is the attitude.
Gratitude is the practice of looking at your life & finding something to appreciate about it. It's not just a good idea, it's a scientific hack for a happier brain. Research has found that doing this daily significantly improves your mental & physical health, releasing those joyful little neurotransmitters serotonin & dopamine, benefitting your sleep, immune system and decreasing the risk of disease. It's one of the easiest ways to change your mind & if nothing else, what a lovely way to start your morning! Whilst not every version of practice works for everyone, there's enough info here to get you going to find out what works uniquely for you.
1. I'm grateful I have the week ahead of me to achieve my goals. I'll be able to tick things off my to do list & start again with a fresh outlook. It's 7 days of opportunities, 7 days of new starts.
2. I'm grateful that today I have my health.
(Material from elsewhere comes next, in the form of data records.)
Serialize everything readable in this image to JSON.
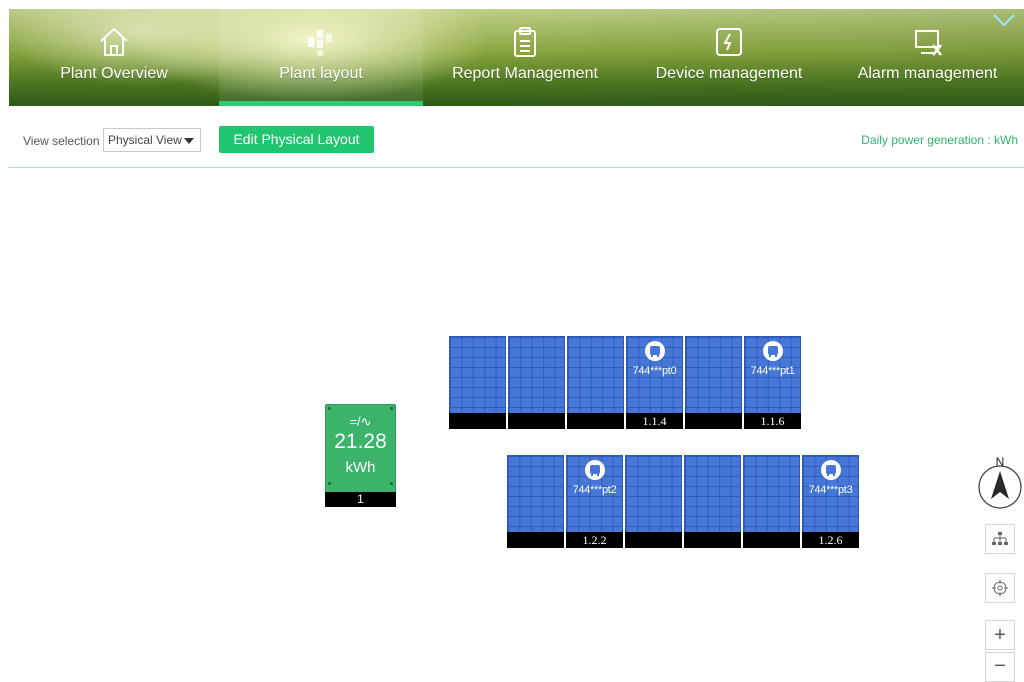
{
  "nav": {
    "items": [
      {
        "label": "Plant Overview",
        "icon": "home-icon"
      },
      {
        "label": "Plant layout",
        "icon": "layout-icon",
        "active": true
      },
      {
        "label": "Report Management",
        "icon": "clipboard-icon"
      },
      {
        "label": "Device management",
        "icon": "device-icon"
      },
      {
        "label": "Alarm management",
        "icon": "monitor-tools-icon"
      }
    ]
  },
  "toolbar": {
    "view_selection_label": "View selection",
    "view_selected": "Physical View",
    "edit_button": "Edit Physical Layout",
    "daily_generation": "Daily power generation : kWh"
  },
  "meter": {
    "symbol": "=/∿",
    "value": "21.28",
    "unit": "kWh",
    "id": "1"
  },
  "panels": {
    "row1": [
      {
        "label": ""
      },
      {
        "label": ""
      },
      {
        "label": ""
      },
      {
        "label": "1.1.4",
        "inverter": "744***pt0"
      },
      {
        "label": ""
      },
      {
        "label": "1.1.6",
        "inverter": "744***pt1"
      }
    ],
    "row2": [
      {
        "label": ""
      },
      {
        "label": "1.2.2",
        "inverter": "744***pt2"
      },
      {
        "label": ""
      },
      {
        "label": ""
      },
      {
        "label": ""
      },
      {
        "label": "1.2.6",
        "inverter": "744***pt3"
      }
    ]
  },
  "map_tools": {
    "compass_label": "N",
    "zoom_in": "+",
    "zoom_out": "−"
  },
  "colors": {
    "accent": "#21c46f",
    "panel": "#4677d6",
    "meter": "#3bb36b"
  }
}
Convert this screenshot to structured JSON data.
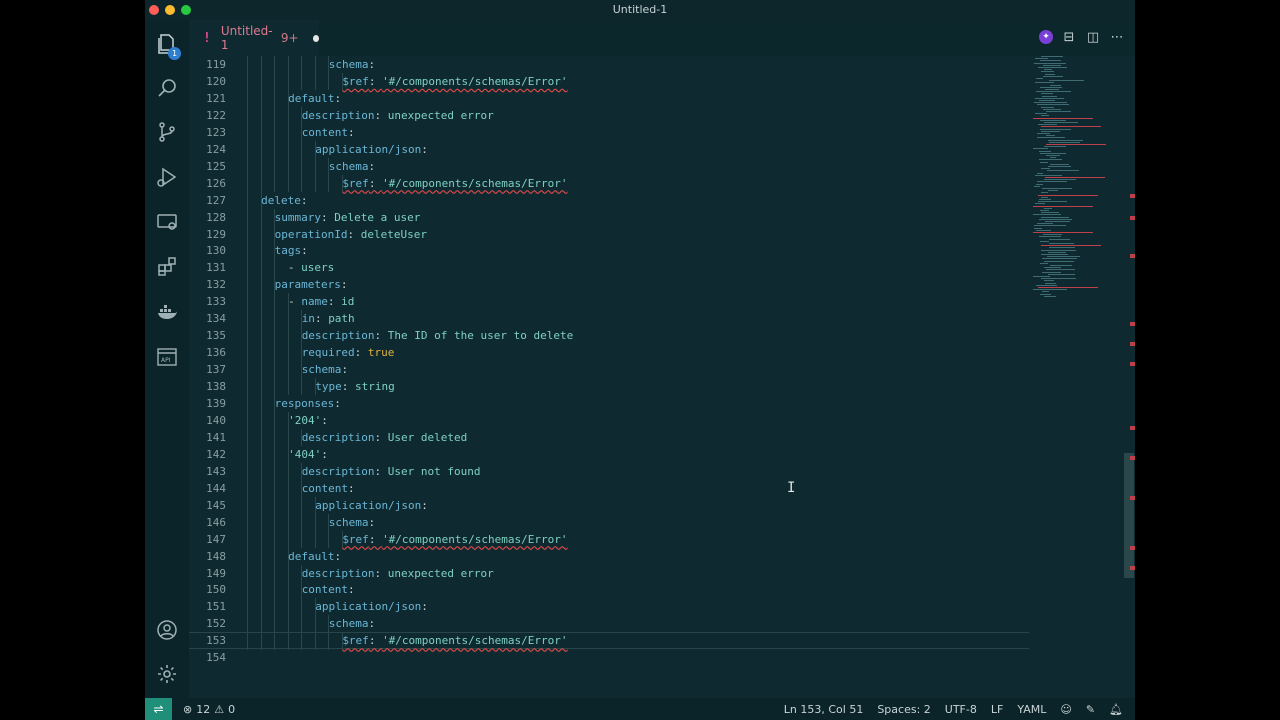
{
  "window": {
    "title": "Untitled-1"
  },
  "tab": {
    "icon": "!",
    "name": "Untitled-1",
    "problem_count": "9+"
  },
  "activity_bar": {
    "explorer_badge": "1",
    "items": [
      "files-icon",
      "search-icon",
      "source-control-icon",
      "run-debug-icon",
      "remote-explorer-icon",
      "extensions-icon",
      "docker-icon",
      "api-icon"
    ],
    "bottom": [
      "account-icon",
      "settings-gear-icon"
    ]
  },
  "editor": {
    "lines": [
      {
        "n": "119",
        "indent": 7,
        "segs": [
          [
            "k",
            "schema"
          ],
          [
            "p",
            ":"
          ]
        ]
      },
      {
        "n": "120",
        "indent": 8,
        "segs": [
          [
            "k",
            "$ref",
            "err"
          ],
          [
            "p",
            ": ",
            "err"
          ],
          [
            "s",
            "'#/components/schemas/Error'",
            "err"
          ]
        ]
      },
      {
        "n": "121",
        "indent": 4,
        "segs": [
          [
            "k",
            "default"
          ],
          [
            "p",
            ":"
          ]
        ]
      },
      {
        "n": "122",
        "indent": 5,
        "segs": [
          [
            "k",
            "description"
          ],
          [
            "p",
            ": "
          ],
          [
            "v",
            "unexpected error"
          ]
        ]
      },
      {
        "n": "123",
        "indent": 5,
        "segs": [
          [
            "k",
            "content"
          ],
          [
            "p",
            ":"
          ]
        ]
      },
      {
        "n": "124",
        "indent": 6,
        "segs": [
          [
            "k",
            "application/json"
          ],
          [
            "p",
            ":"
          ]
        ]
      },
      {
        "n": "125",
        "indent": 7,
        "segs": [
          [
            "k",
            "schema"
          ],
          [
            "p",
            ":"
          ]
        ]
      },
      {
        "n": "126",
        "indent": 8,
        "segs": [
          [
            "k",
            "$ref",
            "err"
          ],
          [
            "p",
            ": ",
            "err"
          ],
          [
            "s",
            "'#/components/schemas/Error'",
            "err"
          ]
        ]
      },
      {
        "n": "127",
        "indent": 2,
        "segs": [
          [
            "k",
            "delete"
          ],
          [
            "p",
            ":"
          ]
        ]
      },
      {
        "n": "128",
        "indent": 3,
        "segs": [
          [
            "k",
            "summary"
          ],
          [
            "p",
            ": "
          ],
          [
            "v",
            "Delete a user"
          ]
        ]
      },
      {
        "n": "129",
        "indent": 3,
        "segs": [
          [
            "k",
            "operationId"
          ],
          [
            "p",
            ": "
          ],
          [
            "v",
            "deleteUser"
          ]
        ]
      },
      {
        "n": "130",
        "indent": 3,
        "segs": [
          [
            "k",
            "tags"
          ],
          [
            "p",
            ":"
          ]
        ]
      },
      {
        "n": "131",
        "indent": 3,
        "segs": [
          [
            "p",
            "  - "
          ],
          [
            "v",
            "users"
          ]
        ]
      },
      {
        "n": "132",
        "indent": 3,
        "segs": [
          [
            "k",
            "parameters"
          ],
          [
            "p",
            ":"
          ]
        ]
      },
      {
        "n": "133",
        "indent": 4,
        "segs": [
          [
            "p",
            "- "
          ],
          [
            "k",
            "name"
          ],
          [
            "p",
            ": "
          ],
          [
            "v",
            "id"
          ]
        ]
      },
      {
        "n": "134",
        "indent": 5,
        "segs": [
          [
            "k",
            "in"
          ],
          [
            "p",
            ": "
          ],
          [
            "v",
            "path"
          ]
        ]
      },
      {
        "n": "135",
        "indent": 5,
        "segs": [
          [
            "k",
            "description"
          ],
          [
            "p",
            ": "
          ],
          [
            "v",
            "The ID of the user to delete"
          ]
        ]
      },
      {
        "n": "136",
        "indent": 5,
        "segs": [
          [
            "k",
            "required"
          ],
          [
            "p",
            ": "
          ],
          [
            "b",
            "true"
          ]
        ]
      },
      {
        "n": "137",
        "indent": 5,
        "segs": [
          [
            "k",
            "schema"
          ],
          [
            "p",
            ":"
          ]
        ]
      },
      {
        "n": "138",
        "indent": 6,
        "segs": [
          [
            "k",
            "type"
          ],
          [
            "p",
            ": "
          ],
          [
            "v",
            "string"
          ]
        ]
      },
      {
        "n": "139",
        "indent": 3,
        "segs": [
          [
            "k",
            "responses"
          ],
          [
            "p",
            ":"
          ]
        ]
      },
      {
        "n": "140",
        "indent": 4,
        "segs": [
          [
            "s",
            "'204'"
          ],
          [
            "p",
            ":"
          ]
        ]
      },
      {
        "n": "141",
        "indent": 5,
        "segs": [
          [
            "k",
            "description"
          ],
          [
            "p",
            ": "
          ],
          [
            "v",
            "User deleted"
          ]
        ]
      },
      {
        "n": "142",
        "indent": 4,
        "segs": [
          [
            "s",
            "'404'"
          ],
          [
            "p",
            ":"
          ]
        ]
      },
      {
        "n": "143",
        "indent": 5,
        "segs": [
          [
            "k",
            "description"
          ],
          [
            "p",
            ": "
          ],
          [
            "v",
            "User not found"
          ]
        ]
      },
      {
        "n": "144",
        "indent": 5,
        "segs": [
          [
            "k",
            "content"
          ],
          [
            "p",
            ":"
          ]
        ]
      },
      {
        "n": "145",
        "indent": 6,
        "segs": [
          [
            "k",
            "application/json"
          ],
          [
            "p",
            ":"
          ]
        ]
      },
      {
        "n": "146",
        "indent": 7,
        "segs": [
          [
            "k",
            "schema"
          ],
          [
            "p",
            ":"
          ]
        ]
      },
      {
        "n": "147",
        "indent": 8,
        "segs": [
          [
            "k",
            "$ref",
            "err"
          ],
          [
            "p",
            ": ",
            "err"
          ],
          [
            "s",
            "'#/components/schemas/Error'",
            "err"
          ]
        ]
      },
      {
        "n": "148",
        "indent": 4,
        "segs": [
          [
            "k",
            "default"
          ],
          [
            "p",
            ":"
          ]
        ]
      },
      {
        "n": "149",
        "indent": 5,
        "segs": [
          [
            "k",
            "description"
          ],
          [
            "p",
            ": "
          ],
          [
            "v",
            "unexpected error"
          ]
        ]
      },
      {
        "n": "150",
        "indent": 5,
        "segs": [
          [
            "k",
            "content"
          ],
          [
            "p",
            ":"
          ]
        ]
      },
      {
        "n": "151",
        "indent": 6,
        "segs": [
          [
            "k",
            "application/json"
          ],
          [
            "p",
            ":"
          ]
        ]
      },
      {
        "n": "152",
        "indent": 7,
        "segs": [
          [
            "k",
            "schema"
          ],
          [
            "p",
            ":"
          ]
        ]
      },
      {
        "n": "153",
        "indent": 8,
        "current": true,
        "segs": [
          [
            "k",
            "$ref",
            "err"
          ],
          [
            "p",
            ": ",
            "err"
          ],
          [
            "s",
            "'#/components/schemas/Error'",
            "err"
          ]
        ]
      },
      {
        "n": "154",
        "indent": 0,
        "segs": []
      }
    ]
  },
  "status": {
    "errors": "12",
    "warnings": "0",
    "position": "Ln 153, Col 51",
    "spaces": "Spaces: 2",
    "encoding": "UTF-8",
    "eol": "LF",
    "language": "YAML"
  },
  "colors": {
    "editor_bg": "#0e2a30",
    "remote_accent": "#1f8f7a",
    "error": "#e04848",
    "tab_modified": "#e07a8f"
  }
}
I might not always feel my best, but my body is working for me.
3. Last night I had a solid 8 hours sleep, the first I've had in weeks. I am so grateful to feel rested!
Want to be happy?
The one thing all humans have in common is that each of us wants to be happy, says Brother David Steindl-Rast, a monk and interfaith scholar. And happiness, he suggests, is born from gratitude. An inspiring lesson in slowing down, looking where you're going, and above all, being grateful.
The Best Gratitude Practices
Discussing key elements of highly effective gratitude practices, including the need for story (narrative), receiving or perceiving gratitude rather than giving it, & the role of theory of mind in. Explaining neural circuit mechanisms that underlie the reductions in fear & increases in motivation & lowering of inflammatory chemicals that gratitude can trigger.
The benefits of practicing gratitude may as well be endless. People who practice consistently (let's say for examples sake, daily) experience the full spectrum of increased wellness, which includes more positive emotions, better quality of sleep & stronger immune systems. Reflecting on the things you appreciate means you are changing the lens through which you filter your information. If your lens is a little more "build me up buttercup" than it is "drag me down Donald", naturally you're going to notice a shift in perspective.
Where you stand is what determines your view.